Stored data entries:
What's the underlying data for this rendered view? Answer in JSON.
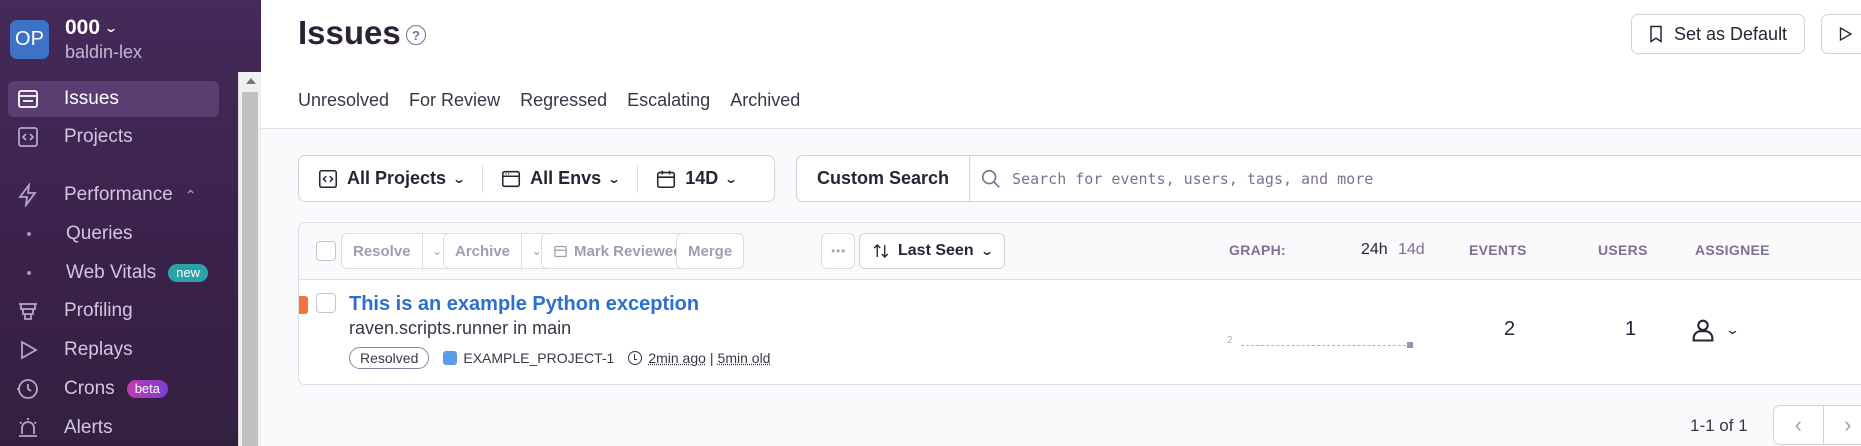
{
  "org": {
    "avatar": "OP",
    "name": "000",
    "subtitle": "baldin-lex"
  },
  "sidebar": {
    "items": [
      {
        "label": "Issues",
        "icon": "issues-icon",
        "active": true
      },
      {
        "label": "Projects",
        "icon": "projects-icon"
      },
      {
        "label": "Performance",
        "icon": "performance-icon"
      },
      {
        "label": "Queries"
      },
      {
        "label": "Web Vitals",
        "badge": "new"
      },
      {
        "label": "Profiling",
        "icon": "profiling-icon"
      },
      {
        "label": "Replays",
        "icon": "replays-icon"
      },
      {
        "label": "Crons",
        "icon": "crons-icon",
        "badge": "beta"
      },
      {
        "label": "Alerts",
        "icon": "alerts-icon"
      }
    ]
  },
  "header": {
    "title": "Issues",
    "help": "?",
    "set_default_label": "Set as Default"
  },
  "tabs": [
    "Unresolved",
    "For Review",
    "Regressed",
    "Escalating",
    "Archived"
  ],
  "filters": {
    "projects": "All Projects",
    "envs": "All Envs",
    "period": "14D",
    "custom_search": "Custom Search",
    "search_placeholder": "Search for events, users, tags, and more"
  },
  "actions": {
    "resolve": "Resolve",
    "archive": "Archive",
    "mark_reviewed": "Mark Reviewed",
    "merge": "Merge",
    "more": "⋯",
    "sort": "Last Seen"
  },
  "columns": {
    "graph": "GRAPH:",
    "period_24h": "24h",
    "period_14d": "14d",
    "events": "EVENTS",
    "users": "USERS",
    "assignee": "ASSIGNEE"
  },
  "issues": [
    {
      "title": "This is an example Python exception",
      "culprit": "raven.scripts.runner in main",
      "status": "Resolved",
      "project": "EXAMPLE_PROJECT-1",
      "last_seen": "2min ago",
      "age": "5min old",
      "graph_max": "2",
      "events": "2",
      "users": "1"
    }
  ],
  "pagination": {
    "text": "1-1 of 1",
    "prev": "‹",
    "next": "›"
  },
  "colors": {
    "sidebar": "#3a2149",
    "link": "#2b6fcf",
    "accent_bar": "#f0763d",
    "badge_new": "#2ba1a8"
  }
}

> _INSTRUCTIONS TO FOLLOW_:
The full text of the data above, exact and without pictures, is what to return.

> _OUTPUT FOR THIS TASK_:
What's the underlying data for this rendered view? Answer in JSON.
{
  "org": {
    "avatar": "OP",
    "name": "000",
    "subtitle": "baldin-lex"
  },
  "sidebar": {
    "items": [
      {
        "label": "Issues",
        "icon": "issues-icon",
        "active": true
      },
      {
        "label": "Projects",
        "icon": "projects-icon"
      },
      {
        "label": "Performance",
        "icon": "performance-icon"
      },
      {
        "label": "Queries"
      },
      {
        "label": "Web Vitals",
        "badge": "new"
      },
      {
        "label": "Profiling",
        "icon": "profiling-icon"
      },
      {
        "label": "Replays",
        "icon": "replays-icon"
      },
      {
        "label": "Crons",
        "icon": "crons-icon",
        "badge": "beta"
      },
      {
        "label": "Alerts",
        "icon": "alerts-icon"
      }
    ]
  },
  "header": {
    "title": "Issues",
    "help": "?",
    "set_default_label": "Set as Default"
  },
  "tabs": [
    "Unresolved",
    "For Review",
    "Regressed",
    "Escalating",
    "Archived"
  ],
  "filters": {
    "projects": "All Projects",
    "envs": "All Envs",
    "period": "14D",
    "custom_search": "Custom Search",
    "search_placeholder": "Search for events, users, tags, and more"
  },
  "actions": {
    "resolve": "Resolve",
    "archive": "Archive",
    "mark_reviewed": "Mark Reviewed",
    "merge": "Merge",
    "more": "⋯",
    "sort": "Last Seen"
  },
  "columns": {
    "graph": "GRAPH:",
    "period_24h": "24h",
    "period_14d": "14d",
    "events": "EVENTS",
    "users": "USERS",
    "assignee": "ASSIGNEE"
  },
  "issues": [
    {
      "title": "This is an example Python exception",
      "culprit": "raven.scripts.runner in main",
      "status": "Resolved",
      "project": "EXAMPLE_PROJECT-1",
      "last_seen": "2min ago",
      "age": "5min old",
      "graph_max": "2",
      "events": "2",
      "users": "1"
    }
  ],
  "pagination": {
    "text": "1-1 of 1",
    "prev": "‹",
    "next": "›"
  },
  "colors": {
    "sidebar": "#3a2149",
    "link": "#2b6fcf",
    "accent_bar": "#f0763d",
    "badge_new": "#2ba1a8"
  }
}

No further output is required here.